I want to say “you’ve gotta hear it to believe it,” but there’s too much good music out there to waste your time on the bad — let alone the bad that knows it’s bad. So in recognition of Uffie’s sole achievement (and in the interest of assigning this record some kind of purpose), I’m going to let her lyric sheet do the talking from here. Think of the following as an open letter from the desk of Uff: I’ve made some small ordering edits and [bracketed] additions for clarity/grammar, but otherwise these words are entirely her own.
It’s about time for me to clarify a few things. I never claimed to be an artist…I’m an entertainer, not a lyricist. I can’t even sing, you know. (for dramatic effect, sings heavily autotuned while remaining well out of key) I even tried out to play saxophone [before dropping out of school], and you’ll be the first one to hear how it sound[ed]. (long and terrible synth-sax solo ensues, albeit likely not played by Uffie)
[You see,] there’s two kinds of MCs out there: there’s the ones who rap, and the ones who don’t care. And frankly, I don’t give a fuck. I’m [just] taking advantage of this industry, [while miraculously remaining] the least working girl in show business. I don’t have any job to attend in the morning…[but] when the freaks come out at night, [when] they dancing hot and they getting high, guess who’s [allegedly] making big bucks on it? [Me. Despite my shows generally looking a lot like this.] Who says Uffie’s a dumb bitch?
So don’t worry if I write rhymes, I write checks…[though] I only make three tracks a year, [so I probably don’t write my own checks, either.] I got friends in all parts of the world….[but] when all my friends are gone [especially the producers, label, and other benefactors,] I [will] cry cry cry until the day I die. [To pass the time, if nothing else.]

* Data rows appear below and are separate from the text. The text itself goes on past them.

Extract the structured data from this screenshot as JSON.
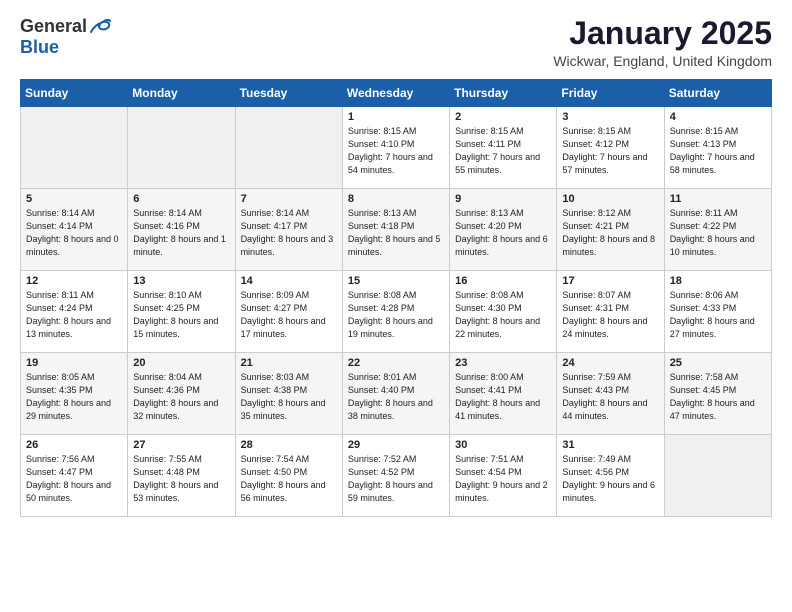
{
  "logo": {
    "general": "General",
    "blue": "Blue"
  },
  "title": "January 2025",
  "subtitle": "Wickwar, England, United Kingdom",
  "days_of_week": [
    "Sunday",
    "Monday",
    "Tuesday",
    "Wednesday",
    "Thursday",
    "Friday",
    "Saturday"
  ],
  "weeks": [
    [
      {
        "day": "",
        "sunrise": "",
        "sunset": "",
        "daylight": ""
      },
      {
        "day": "",
        "sunrise": "",
        "sunset": "",
        "daylight": ""
      },
      {
        "day": "",
        "sunrise": "",
        "sunset": "",
        "daylight": ""
      },
      {
        "day": "1",
        "sunrise": "Sunrise: 8:15 AM",
        "sunset": "Sunset: 4:10 PM",
        "daylight": "Daylight: 7 hours and 54 minutes."
      },
      {
        "day": "2",
        "sunrise": "Sunrise: 8:15 AM",
        "sunset": "Sunset: 4:11 PM",
        "daylight": "Daylight: 7 hours and 55 minutes."
      },
      {
        "day": "3",
        "sunrise": "Sunrise: 8:15 AM",
        "sunset": "Sunset: 4:12 PM",
        "daylight": "Daylight: 7 hours and 57 minutes."
      },
      {
        "day": "4",
        "sunrise": "Sunrise: 8:15 AM",
        "sunset": "Sunset: 4:13 PM",
        "daylight": "Daylight: 7 hours and 58 minutes."
      }
    ],
    [
      {
        "day": "5",
        "sunrise": "Sunrise: 8:14 AM",
        "sunset": "Sunset: 4:14 PM",
        "daylight": "Daylight: 8 hours and 0 minutes."
      },
      {
        "day": "6",
        "sunrise": "Sunrise: 8:14 AM",
        "sunset": "Sunset: 4:16 PM",
        "daylight": "Daylight: 8 hours and 1 minute."
      },
      {
        "day": "7",
        "sunrise": "Sunrise: 8:14 AM",
        "sunset": "Sunset: 4:17 PM",
        "daylight": "Daylight: 8 hours and 3 minutes."
      },
      {
        "day": "8",
        "sunrise": "Sunrise: 8:13 AM",
        "sunset": "Sunset: 4:18 PM",
        "daylight": "Daylight: 8 hours and 5 minutes."
      },
      {
        "day": "9",
        "sunrise": "Sunrise: 8:13 AM",
        "sunset": "Sunset: 4:20 PM",
        "daylight": "Daylight: 8 hours and 6 minutes."
      },
      {
        "day": "10",
        "sunrise": "Sunrise: 8:12 AM",
        "sunset": "Sunset: 4:21 PM",
        "daylight": "Daylight: 8 hours and 8 minutes."
      },
      {
        "day": "11",
        "sunrise": "Sunrise: 8:11 AM",
        "sunset": "Sunset: 4:22 PM",
        "daylight": "Daylight: 8 hours and 10 minutes."
      }
    ],
    [
      {
        "day": "12",
        "sunrise": "Sunrise: 8:11 AM",
        "sunset": "Sunset: 4:24 PM",
        "daylight": "Daylight: 8 hours and 13 minutes."
      },
      {
        "day": "13",
        "sunrise": "Sunrise: 8:10 AM",
        "sunset": "Sunset: 4:25 PM",
        "daylight": "Daylight: 8 hours and 15 minutes."
      },
      {
        "day": "14",
        "sunrise": "Sunrise: 8:09 AM",
        "sunset": "Sunset: 4:27 PM",
        "daylight": "Daylight: 8 hours and 17 minutes."
      },
      {
        "day": "15",
        "sunrise": "Sunrise: 8:08 AM",
        "sunset": "Sunset: 4:28 PM",
        "daylight": "Daylight: 8 hours and 19 minutes."
      },
      {
        "day": "16",
        "sunrise": "Sunrise: 8:08 AM",
        "sunset": "Sunset: 4:30 PM",
        "daylight": "Daylight: 8 hours and 22 minutes."
      },
      {
        "day": "17",
        "sunrise": "Sunrise: 8:07 AM",
        "sunset": "Sunset: 4:31 PM",
        "daylight": "Daylight: 8 hours and 24 minutes."
      },
      {
        "day": "18",
        "sunrise": "Sunrise: 8:06 AM",
        "sunset": "Sunset: 4:33 PM",
        "daylight": "Daylight: 8 hours and 27 minutes."
      }
    ],
    [
      {
        "day": "19",
        "sunrise": "Sunrise: 8:05 AM",
        "sunset": "Sunset: 4:35 PM",
        "daylight": "Daylight: 8 hours and 29 minutes."
      },
      {
        "day": "20",
        "sunrise": "Sunrise: 8:04 AM",
        "sunset": "Sunset: 4:36 PM",
        "daylight": "Daylight: 8 hours and 32 minutes."
      },
      {
        "day": "21",
        "sunrise": "Sunrise: 8:03 AM",
        "sunset": "Sunset: 4:38 PM",
        "daylight": "Daylight: 8 hours and 35 minutes."
      },
      {
        "day": "22",
        "sunrise": "Sunrise: 8:01 AM",
        "sunset": "Sunset: 4:40 PM",
        "daylight": "Daylight: 8 hours and 38 minutes."
      },
      {
        "day": "23",
        "sunrise": "Sunrise: 8:00 AM",
        "sunset": "Sunset: 4:41 PM",
        "daylight": "Daylight: 8 hours and 41 minutes."
      },
      {
        "day": "24",
        "sunrise": "Sunrise: 7:59 AM",
        "sunset": "Sunset: 4:43 PM",
        "daylight": "Daylight: 8 hours and 44 minutes."
      },
      {
        "day": "25",
        "sunrise": "Sunrise: 7:58 AM",
        "sunset": "Sunset: 4:45 PM",
        "daylight": "Daylight: 8 hours and 47 minutes."
      }
    ],
    [
      {
        "day": "26",
        "sunrise": "Sunrise: 7:56 AM",
        "sunset": "Sunset: 4:47 PM",
        "daylight": "Daylight: 8 hours and 50 minutes."
      },
      {
        "day": "27",
        "sunrise": "Sunrise: 7:55 AM",
        "sunset": "Sunset: 4:48 PM",
        "daylight": "Daylight: 8 hours and 53 minutes."
      },
      {
        "day": "28",
        "sunrise": "Sunrise: 7:54 AM",
        "sunset": "Sunset: 4:50 PM",
        "daylight": "Daylight: 8 hours and 56 minutes."
      },
      {
        "day": "29",
        "sunrise": "Sunrise: 7:52 AM",
        "sunset": "Sunset: 4:52 PM",
        "daylight": "Daylight: 8 hours and 59 minutes."
      },
      {
        "day": "30",
        "sunrise": "Sunrise: 7:51 AM",
        "sunset": "Sunset: 4:54 PM",
        "daylight": "Daylight: 9 hours and 2 minutes."
      },
      {
        "day": "31",
        "sunrise": "Sunrise: 7:49 AM",
        "sunset": "Sunset: 4:56 PM",
        "daylight": "Daylight: 9 hours and 6 minutes."
      },
      {
        "day": "",
        "sunrise": "",
        "sunset": "",
        "daylight": ""
      }
    ]
  ]
}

If I get popular, I know that ain’t fair, [but please do support me and buy this album.] Your ears might hurt a bit, [but] frankly I don’t give a fuck. You can kiss my ass. [I wish I could say] “I’m gifted, ain’t gotta sell sex”…but sometimes I feel like I’m for sale. You gotta work hard – no room to cheat – [but] I waste a shitload of time. I’m fucking lazy…But I look good, you want me – so buy my CD and Google me. [Please?]
Fuck it, you don’t give a fuck. Fuck what you bitches say, I got coke in my brain. We’re gonna need to train monkeys…can we train ’em to mix? Maybe we can get the audience to finish this track…Who I gotta fuck to get some cranberries?
01. Pop the Glock
02. Art of Uff
03. ADD SUV (feat. Pharrell Williams)
04. Give It Away
05. MCs Can Kiss
07. First Love
08. Sex Dreams and Denim Jeans
09. Our Song
10. Illusion of Love (feat. Matt Safer)
12. Brand New Car
13. Hong Kong Garden